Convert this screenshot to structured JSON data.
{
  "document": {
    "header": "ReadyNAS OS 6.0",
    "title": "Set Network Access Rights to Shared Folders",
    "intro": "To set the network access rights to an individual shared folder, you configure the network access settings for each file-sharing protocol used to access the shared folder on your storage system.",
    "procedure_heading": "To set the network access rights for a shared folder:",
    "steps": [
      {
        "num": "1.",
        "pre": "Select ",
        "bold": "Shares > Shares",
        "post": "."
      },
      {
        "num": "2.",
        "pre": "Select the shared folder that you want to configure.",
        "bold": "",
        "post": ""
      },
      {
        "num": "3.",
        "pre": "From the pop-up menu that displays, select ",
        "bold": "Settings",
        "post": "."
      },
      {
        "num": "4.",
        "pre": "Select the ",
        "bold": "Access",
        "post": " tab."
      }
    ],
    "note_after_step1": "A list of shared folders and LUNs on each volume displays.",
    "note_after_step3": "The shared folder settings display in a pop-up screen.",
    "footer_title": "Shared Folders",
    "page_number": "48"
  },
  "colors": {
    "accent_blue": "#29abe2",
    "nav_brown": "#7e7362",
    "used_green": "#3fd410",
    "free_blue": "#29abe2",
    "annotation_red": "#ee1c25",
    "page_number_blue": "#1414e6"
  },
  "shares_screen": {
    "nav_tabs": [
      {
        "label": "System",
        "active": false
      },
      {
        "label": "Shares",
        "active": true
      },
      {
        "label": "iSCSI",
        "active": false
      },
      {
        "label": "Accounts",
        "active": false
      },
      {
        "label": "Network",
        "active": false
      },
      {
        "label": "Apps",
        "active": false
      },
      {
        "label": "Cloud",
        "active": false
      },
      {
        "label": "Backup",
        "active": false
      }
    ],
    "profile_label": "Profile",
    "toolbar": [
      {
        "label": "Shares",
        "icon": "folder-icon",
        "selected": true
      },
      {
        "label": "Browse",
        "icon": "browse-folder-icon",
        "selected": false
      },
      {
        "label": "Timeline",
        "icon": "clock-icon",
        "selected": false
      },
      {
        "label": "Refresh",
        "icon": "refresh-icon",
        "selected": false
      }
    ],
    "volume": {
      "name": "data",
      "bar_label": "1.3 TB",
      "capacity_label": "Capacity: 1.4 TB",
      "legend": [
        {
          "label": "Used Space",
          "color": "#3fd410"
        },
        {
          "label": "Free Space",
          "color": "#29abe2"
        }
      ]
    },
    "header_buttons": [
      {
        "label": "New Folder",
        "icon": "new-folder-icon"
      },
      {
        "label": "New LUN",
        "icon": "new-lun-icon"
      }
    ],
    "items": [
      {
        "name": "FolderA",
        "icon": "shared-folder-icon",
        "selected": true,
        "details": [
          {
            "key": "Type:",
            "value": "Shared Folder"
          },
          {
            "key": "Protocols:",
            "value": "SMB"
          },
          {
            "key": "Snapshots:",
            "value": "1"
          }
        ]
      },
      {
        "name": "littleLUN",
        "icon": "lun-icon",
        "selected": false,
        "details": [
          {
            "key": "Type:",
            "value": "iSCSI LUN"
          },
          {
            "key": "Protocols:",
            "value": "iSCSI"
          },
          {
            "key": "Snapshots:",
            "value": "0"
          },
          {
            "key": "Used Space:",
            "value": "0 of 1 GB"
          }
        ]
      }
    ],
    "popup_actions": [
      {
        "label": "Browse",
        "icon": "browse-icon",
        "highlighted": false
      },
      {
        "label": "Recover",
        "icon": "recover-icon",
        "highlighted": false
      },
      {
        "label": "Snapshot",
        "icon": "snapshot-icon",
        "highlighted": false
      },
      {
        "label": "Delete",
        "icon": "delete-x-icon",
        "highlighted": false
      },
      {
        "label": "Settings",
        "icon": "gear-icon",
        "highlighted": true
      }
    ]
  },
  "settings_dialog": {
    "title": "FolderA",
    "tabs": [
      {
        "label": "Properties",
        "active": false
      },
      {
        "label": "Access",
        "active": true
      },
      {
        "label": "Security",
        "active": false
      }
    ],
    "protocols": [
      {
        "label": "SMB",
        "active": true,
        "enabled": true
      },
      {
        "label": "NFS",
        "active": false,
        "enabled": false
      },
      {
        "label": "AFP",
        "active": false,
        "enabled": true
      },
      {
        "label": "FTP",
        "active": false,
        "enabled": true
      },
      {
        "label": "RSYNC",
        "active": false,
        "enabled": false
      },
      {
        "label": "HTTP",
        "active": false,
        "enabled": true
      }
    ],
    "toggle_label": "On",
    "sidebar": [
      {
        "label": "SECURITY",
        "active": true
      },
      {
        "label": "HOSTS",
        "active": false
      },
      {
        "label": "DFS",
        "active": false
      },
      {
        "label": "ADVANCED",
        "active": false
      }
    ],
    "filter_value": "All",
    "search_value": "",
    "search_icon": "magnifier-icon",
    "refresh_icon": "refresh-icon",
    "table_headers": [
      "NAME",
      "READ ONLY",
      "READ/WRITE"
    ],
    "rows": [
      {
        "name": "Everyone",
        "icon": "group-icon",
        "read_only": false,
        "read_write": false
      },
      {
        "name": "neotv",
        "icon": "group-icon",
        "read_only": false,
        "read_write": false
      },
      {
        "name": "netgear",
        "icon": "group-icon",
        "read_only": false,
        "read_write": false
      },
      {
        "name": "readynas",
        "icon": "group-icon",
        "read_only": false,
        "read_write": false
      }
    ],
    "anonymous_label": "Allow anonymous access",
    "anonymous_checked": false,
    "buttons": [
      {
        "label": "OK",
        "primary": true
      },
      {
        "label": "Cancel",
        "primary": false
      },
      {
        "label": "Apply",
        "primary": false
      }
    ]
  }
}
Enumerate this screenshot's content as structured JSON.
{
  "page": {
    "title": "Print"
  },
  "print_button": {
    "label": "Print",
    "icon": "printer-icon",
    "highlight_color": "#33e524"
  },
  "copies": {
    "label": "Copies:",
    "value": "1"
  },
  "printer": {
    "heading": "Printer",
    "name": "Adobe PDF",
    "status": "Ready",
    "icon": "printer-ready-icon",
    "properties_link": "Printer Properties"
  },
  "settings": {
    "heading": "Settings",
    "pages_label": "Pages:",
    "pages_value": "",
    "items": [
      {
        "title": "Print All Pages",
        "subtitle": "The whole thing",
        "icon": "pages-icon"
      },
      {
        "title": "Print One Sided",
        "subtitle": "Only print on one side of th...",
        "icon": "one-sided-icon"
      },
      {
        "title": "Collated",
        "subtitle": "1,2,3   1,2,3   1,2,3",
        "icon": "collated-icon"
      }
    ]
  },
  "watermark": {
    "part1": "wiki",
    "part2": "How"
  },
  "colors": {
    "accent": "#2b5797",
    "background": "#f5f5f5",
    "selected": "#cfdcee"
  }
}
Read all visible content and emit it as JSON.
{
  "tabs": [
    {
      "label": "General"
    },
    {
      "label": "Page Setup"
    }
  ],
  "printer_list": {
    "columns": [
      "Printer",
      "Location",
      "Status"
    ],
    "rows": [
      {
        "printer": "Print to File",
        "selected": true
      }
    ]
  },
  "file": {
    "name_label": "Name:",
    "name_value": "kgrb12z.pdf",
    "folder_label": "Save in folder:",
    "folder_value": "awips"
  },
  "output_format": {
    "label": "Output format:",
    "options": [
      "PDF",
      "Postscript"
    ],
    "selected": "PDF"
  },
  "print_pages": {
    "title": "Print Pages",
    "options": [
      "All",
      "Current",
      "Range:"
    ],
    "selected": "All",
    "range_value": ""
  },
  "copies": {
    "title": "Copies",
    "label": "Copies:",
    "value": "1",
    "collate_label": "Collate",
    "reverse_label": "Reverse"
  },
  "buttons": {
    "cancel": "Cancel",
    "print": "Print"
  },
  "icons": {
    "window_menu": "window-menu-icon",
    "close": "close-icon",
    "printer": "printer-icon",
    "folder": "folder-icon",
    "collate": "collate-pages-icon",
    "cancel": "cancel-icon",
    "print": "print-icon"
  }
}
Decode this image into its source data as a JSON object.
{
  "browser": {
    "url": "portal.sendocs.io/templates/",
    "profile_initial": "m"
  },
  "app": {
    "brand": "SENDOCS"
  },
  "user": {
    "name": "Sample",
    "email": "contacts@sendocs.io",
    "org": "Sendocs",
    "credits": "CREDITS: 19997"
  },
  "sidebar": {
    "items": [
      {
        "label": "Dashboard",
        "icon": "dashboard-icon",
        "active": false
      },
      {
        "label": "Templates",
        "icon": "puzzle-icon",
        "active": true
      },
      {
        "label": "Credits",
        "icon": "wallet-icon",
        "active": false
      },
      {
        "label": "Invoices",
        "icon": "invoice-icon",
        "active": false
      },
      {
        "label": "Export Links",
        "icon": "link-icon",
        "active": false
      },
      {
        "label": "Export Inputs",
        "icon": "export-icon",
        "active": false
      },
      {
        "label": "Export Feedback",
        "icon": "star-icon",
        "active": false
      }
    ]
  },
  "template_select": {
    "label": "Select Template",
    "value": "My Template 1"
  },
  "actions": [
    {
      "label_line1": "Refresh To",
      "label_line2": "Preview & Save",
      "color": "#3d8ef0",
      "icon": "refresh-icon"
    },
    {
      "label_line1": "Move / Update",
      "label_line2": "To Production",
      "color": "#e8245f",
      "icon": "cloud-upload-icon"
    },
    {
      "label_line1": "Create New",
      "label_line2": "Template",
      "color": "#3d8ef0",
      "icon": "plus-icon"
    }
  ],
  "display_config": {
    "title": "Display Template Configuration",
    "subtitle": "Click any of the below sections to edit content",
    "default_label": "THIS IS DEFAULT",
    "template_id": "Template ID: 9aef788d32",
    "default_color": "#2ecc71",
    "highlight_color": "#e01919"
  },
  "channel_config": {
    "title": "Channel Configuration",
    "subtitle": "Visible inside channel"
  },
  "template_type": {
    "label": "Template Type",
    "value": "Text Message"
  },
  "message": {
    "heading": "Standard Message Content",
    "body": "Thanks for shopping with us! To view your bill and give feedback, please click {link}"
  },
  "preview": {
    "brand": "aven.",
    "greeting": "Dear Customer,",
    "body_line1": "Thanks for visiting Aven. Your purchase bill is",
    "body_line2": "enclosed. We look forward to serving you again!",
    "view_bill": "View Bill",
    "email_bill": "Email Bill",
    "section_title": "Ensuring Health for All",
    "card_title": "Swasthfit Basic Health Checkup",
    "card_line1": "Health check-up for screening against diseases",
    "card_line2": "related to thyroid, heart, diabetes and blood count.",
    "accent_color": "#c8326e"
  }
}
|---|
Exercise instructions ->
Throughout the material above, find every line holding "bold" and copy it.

Task result ->
        "bold": "Shares > Shares",
        "bold": "",
        "bold": "Settings",
        "bold": "Access",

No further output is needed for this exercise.